O. K. Bouwsma’s Commonplace Book. Remarks on Philosophy and Education
|Author: ||Bouwsma, O.K.|
This edition of collected remarks (from the many thousands of pages of notebooks from 1950 to 1978) reflect Bouwsma’s concern with the role of philosophy in education, particularly liberal arts education and the role of reading literature in it. Entries on these and related subjects reflect Bouwsma’s engagement with Wittgenstein – his conversations with him and his reading of Wittegenstein’s philosophy. Over his fifty year teaching career, Bouwsma frequently discussed the value of teaching and studying literature, and kept track of such discussions in his notebooks. His views on this subject were always controversial and guaranteed a lively discussion. The editors have also included some additional general discussions of what a university education is, and some of his commentaries on contemporary society.
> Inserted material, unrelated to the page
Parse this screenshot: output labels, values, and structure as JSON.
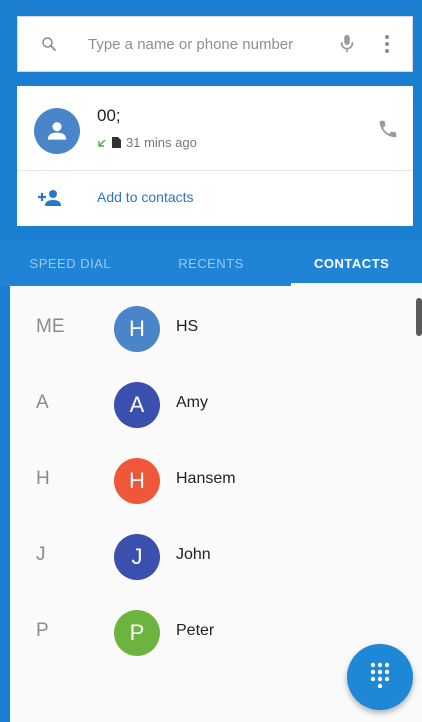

"Oets Kolk Bouwsma was, by all accounts, a remarkable teacher. In Bouwsma, what Wittgenstein said and thought was taught. If ever a case could be made for a distinction between 'doing philosophy' and 'teaching philosophy: it could be made with Wittgenstein, the 'doer' and Bouwsma, the 'teacher: But, of course, the distinction is not so simple: for Wittgenstein certainly taught the art of philosophy, and Bouwsma just as certainly practiced it. Of the many so-called 'disciples' of Wittgenstein, Bouwsma was unique. He was not a student in the formal sense, already holding a teaching post at Nebraska when he came into contact with Wittgenstein's work through some of his own students who had gone to Cambridge to study with G. E. Moore and ended up attending Wittgenstein's lec- tures. From Bouwsma's first contact with Wittgenstein's thought, he found an extraordinary affinity with bis own sensibility. Because of his previous immersion in the problems of philosophy, his natural tendency to look for common sense solutions to those problems, and his fine love and command of language, Bouwsma struggled far less than most ofwittgenstein's other students in following his lead. From about his early 40's to the end of his life, Bouwsma studied, practiced, and honed the art of discerning sense and nonsense, incor- cporating the invaluable virtues -so essential for excellent teaching -of wit, patience, and humility. It is these virtues, more than any- thing, that shine through the pages of [this book] ... In tIns volume, editors Ronald E. Hustwit and J. L. Craft -both former students of Bouwsma at Texas -have assembled selected pas- sages from Bouwslna's voluminous notebooks on the topics of the nature and the teaching of philosophy and literature; Wittgenstein and his task and its relation to the subject matter of philosophy; Kierkegaard and his task and its relation to Christianity; and the ends of liberal education. There are also many passages showing Bouwsma's attempts to understand Yorick Smythies' criticism of Wittgenstein. Contrary to so many who claim to have understood Wittgenstein, Bouwsma's understanding of Wittgenstein manifests itself in his doing what Wittgenstein does, rather than in an analysis or a critique of Wittgenstein or his work ... this book reveals to us an individual, a character, a remarkable teacher and thinker. It is full of flavor and wit, struggle and joy, frustration and insight. It is to be enjoyed." - Philosophical Investigations
Table of Contents
Table of contents: About the Author; Preface; Introductory Essay; Commonplace Book; Appendix; “Jack and Jill on a Log” (article by O. K. Bouwsma in 1944 Prairie Schooner); Bibliography; Index